▸ WHAT YOU SHOULD DO
Go through the records and filter out every line lacking the word "test"; copy the lines that remain.

Segment Start: SUPPLIED DATA

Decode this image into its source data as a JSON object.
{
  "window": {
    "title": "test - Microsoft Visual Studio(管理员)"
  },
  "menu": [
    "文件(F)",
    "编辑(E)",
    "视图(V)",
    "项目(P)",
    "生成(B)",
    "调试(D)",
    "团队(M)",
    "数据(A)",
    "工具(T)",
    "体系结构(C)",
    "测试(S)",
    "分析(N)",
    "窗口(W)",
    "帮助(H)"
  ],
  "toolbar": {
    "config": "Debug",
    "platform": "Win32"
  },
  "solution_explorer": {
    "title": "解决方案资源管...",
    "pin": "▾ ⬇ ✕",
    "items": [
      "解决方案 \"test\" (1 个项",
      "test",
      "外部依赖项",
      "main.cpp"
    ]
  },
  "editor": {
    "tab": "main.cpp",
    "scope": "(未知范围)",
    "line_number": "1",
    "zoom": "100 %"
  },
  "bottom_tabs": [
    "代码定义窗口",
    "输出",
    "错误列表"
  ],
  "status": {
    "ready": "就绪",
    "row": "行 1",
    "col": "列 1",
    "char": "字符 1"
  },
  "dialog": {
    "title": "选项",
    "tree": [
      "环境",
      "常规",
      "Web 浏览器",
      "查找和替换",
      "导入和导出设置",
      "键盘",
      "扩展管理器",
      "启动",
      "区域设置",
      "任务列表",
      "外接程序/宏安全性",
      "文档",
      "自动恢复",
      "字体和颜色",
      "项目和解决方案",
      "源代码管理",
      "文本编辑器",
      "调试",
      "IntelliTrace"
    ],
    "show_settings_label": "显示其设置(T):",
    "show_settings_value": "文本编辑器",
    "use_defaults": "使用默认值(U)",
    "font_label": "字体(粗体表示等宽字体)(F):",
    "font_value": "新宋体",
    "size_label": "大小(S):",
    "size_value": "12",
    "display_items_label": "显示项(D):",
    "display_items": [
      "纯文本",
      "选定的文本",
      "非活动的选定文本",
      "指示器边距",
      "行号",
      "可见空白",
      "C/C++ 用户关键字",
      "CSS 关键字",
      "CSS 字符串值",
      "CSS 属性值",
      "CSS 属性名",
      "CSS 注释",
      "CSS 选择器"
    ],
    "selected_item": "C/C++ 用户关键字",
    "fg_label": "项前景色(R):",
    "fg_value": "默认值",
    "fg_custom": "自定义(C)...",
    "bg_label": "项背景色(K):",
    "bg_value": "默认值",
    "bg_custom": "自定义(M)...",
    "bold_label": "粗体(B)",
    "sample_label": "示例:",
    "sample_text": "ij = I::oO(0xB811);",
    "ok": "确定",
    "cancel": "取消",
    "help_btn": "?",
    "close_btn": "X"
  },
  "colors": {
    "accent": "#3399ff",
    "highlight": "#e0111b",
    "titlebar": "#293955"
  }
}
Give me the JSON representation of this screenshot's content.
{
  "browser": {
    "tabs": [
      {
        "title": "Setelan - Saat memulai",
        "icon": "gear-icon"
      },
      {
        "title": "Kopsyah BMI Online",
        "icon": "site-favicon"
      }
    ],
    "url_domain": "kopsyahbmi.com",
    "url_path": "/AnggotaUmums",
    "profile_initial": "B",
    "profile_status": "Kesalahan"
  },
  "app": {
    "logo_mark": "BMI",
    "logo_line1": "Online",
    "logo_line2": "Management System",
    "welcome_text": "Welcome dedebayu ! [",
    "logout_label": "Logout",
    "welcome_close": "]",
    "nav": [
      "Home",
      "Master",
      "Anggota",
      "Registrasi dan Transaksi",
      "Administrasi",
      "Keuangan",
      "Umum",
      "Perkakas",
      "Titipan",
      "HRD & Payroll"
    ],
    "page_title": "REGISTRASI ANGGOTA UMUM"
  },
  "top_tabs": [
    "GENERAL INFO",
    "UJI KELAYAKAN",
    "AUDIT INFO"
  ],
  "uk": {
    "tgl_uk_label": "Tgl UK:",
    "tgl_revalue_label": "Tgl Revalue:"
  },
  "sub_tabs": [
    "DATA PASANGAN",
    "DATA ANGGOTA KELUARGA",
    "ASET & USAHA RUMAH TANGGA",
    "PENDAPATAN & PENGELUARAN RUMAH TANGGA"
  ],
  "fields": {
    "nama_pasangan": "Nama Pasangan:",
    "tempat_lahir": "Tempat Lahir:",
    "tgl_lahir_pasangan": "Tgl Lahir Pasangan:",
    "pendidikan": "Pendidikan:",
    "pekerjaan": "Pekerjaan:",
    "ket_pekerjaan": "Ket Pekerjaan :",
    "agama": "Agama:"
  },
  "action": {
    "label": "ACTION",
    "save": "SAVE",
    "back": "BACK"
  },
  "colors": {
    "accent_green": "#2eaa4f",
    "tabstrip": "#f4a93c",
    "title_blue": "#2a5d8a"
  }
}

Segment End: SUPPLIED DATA

▸ SOLUTION TO THE EXERCISE
    "title": "test - Microsoft Visual Studio(管理员)"
      "解决方案 \"test\" (1 个项",
      "test",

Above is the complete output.